After 40 years of working at NYC sushi restaurants, the chef at Sushi Jin has enough material to start a weekly gossip column. He knows which chefs are leaving their restaurants, which places have slipped from greatness, who doesn’t serve their fish at the right temperature, and where you should go next. He’s the sushi godfather of the Upper East Side, and while you’re at the Sushi Jin counter, you’re officially part of his crew. For a little over an hour, he’ll feed you piece after piece of delicious fish, and you’ll feel like a member of his exclusive sushi club.
Sushi Jin offers two high-end tastings for around $100, which puts it in the same price bracket as a few other spots on the UES (namely Sushi Ishikawa and Tanoshi Sushi). The $95 option comes with an appetizer, 12 pieces of sushi, soup, dessert, and green tea. For $125, you get all of that, plus an extra appetizer and three more pieces of sushi. You’re paying for the excellent fish and the insider experience the chef provides, not necessarily the space. All you need to know about the room is that there’s a framed photo of a dog on the wall and that you should get your butt in one of the twelve seats closest to the chef.
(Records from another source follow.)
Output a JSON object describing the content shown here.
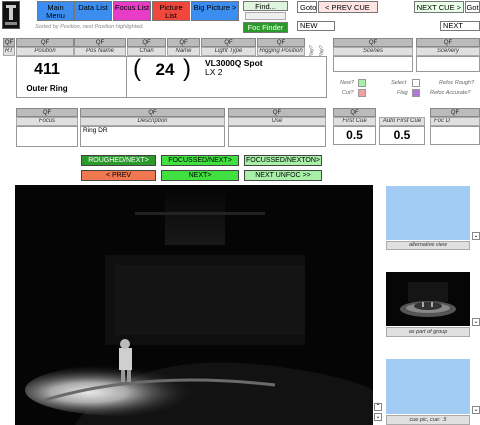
{
  "nav": {
    "main_menu": "Main Menu",
    "data_list": "Data List",
    "focus_list": "Focus List",
    "picture_list": "Picture List",
    "big_picture": "Big Picture >",
    "find": "Find...",
    "foc_finder": "Foc Finder",
    "goto": "Goto",
    "prev_cue": "< PREV CUE",
    "next_cue": "NEXT CUE >",
    "goto2": "Got",
    "new_only": "NEW only",
    "next_new": "NEXT new",
    "sort_note": "Sorted by Position, next Position highlighted."
  },
  "headers": {
    "qf": "QF",
    "rt": "RT",
    "position": "Position",
    "pos_name": "Pos Name",
    "chan": "Chan",
    "name": "Name",
    "light_type": "Light Type",
    "rigging_position": "Rigging Position",
    "scenes": "Scenes",
    "scenery": "Scenery",
    "focus": "Focus",
    "description": "Description",
    "use": "Use",
    "first_cue": "First Cue",
    "auto_first_cue": "Auto First Cue",
    "foc_d": "Foc D"
  },
  "record": {
    "position": "411",
    "pos_name": "Outer Ring",
    "chan": "24",
    "light_type": "VL3000Q Spot",
    "rigging_position": "LX 2",
    "description": "Ring DR",
    "first_cue": "0.5",
    "auto_first_cue": "0.5"
  },
  "flags": {
    "new": "New?",
    "cut": "Cut?",
    "select": "Select",
    "flag": "Flag",
    "refoc_rough": "Refoc Rough?",
    "refoc_accurate": "Refoc Accurate?",
    "play1": "Play?",
    "play2": "Play?"
  },
  "buttons": {
    "roughed_next": "ROUGHED/NEXT>",
    "focussed_next": "FOCUSSED/NEXT>",
    "focussed_nexton": "FOCUSSED/NEXTON>",
    "prev": "< PREV",
    "next": "NEXT>",
    "next_unfoc": "NEXT UNFOC >>"
  },
  "captions": {
    "alt_view": "alternative view",
    "part_of_group": "as part of group",
    "cue_pic": "cue pic, cue: .5"
  },
  "colors": {
    "blue_btn": "#3b8ef0",
    "pink_btn": "#e83cc8",
    "red_btn": "#f0463c",
    "green_dark": "#2b9a2b",
    "green_bright": "#41e041",
    "green_pale": "#a8f0a8",
    "salmon": "#f07850",
    "placeholder_blue": "#a3ccf5"
  }
}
The selection at Sushi Jin changes based on whatever the chef gets excited about that day, but some unusual pieces might include a subtly sweet cherry seabream, giant squid that tastes as creamy as a milkshake, and our favorite - a delicate and buttery Japanese tilefish. Tuna always makes at least one cameo, and if you go on Wednesdays, you’ll experience what the chef calls “Tuna Day” (when he gets his sweetest otoro).
Beyond tuna day, and the range of fish, come to Sushi Jin so the sushi godfather can take care of you like you’re his cousin’s favorite tailor. We once watched him build a piece of miso-cured sujiko (salmon roe still in its sack). Just as he finished explaining that the piece is only fresh for three weeks out of the year, an indie acoustic cover of “Yesterday” by The Beatles started to play from the speakers. His arms swung back and forth dramatically as he sculpted a red vinegar rice ball, and then finally onto our plate like he was transferring a newborn from a crib.
While you might have cheaper or more deluxe omakase experiences elsewhere in the city, no one will make you feel as taken care of as the chef at Sushi Jin.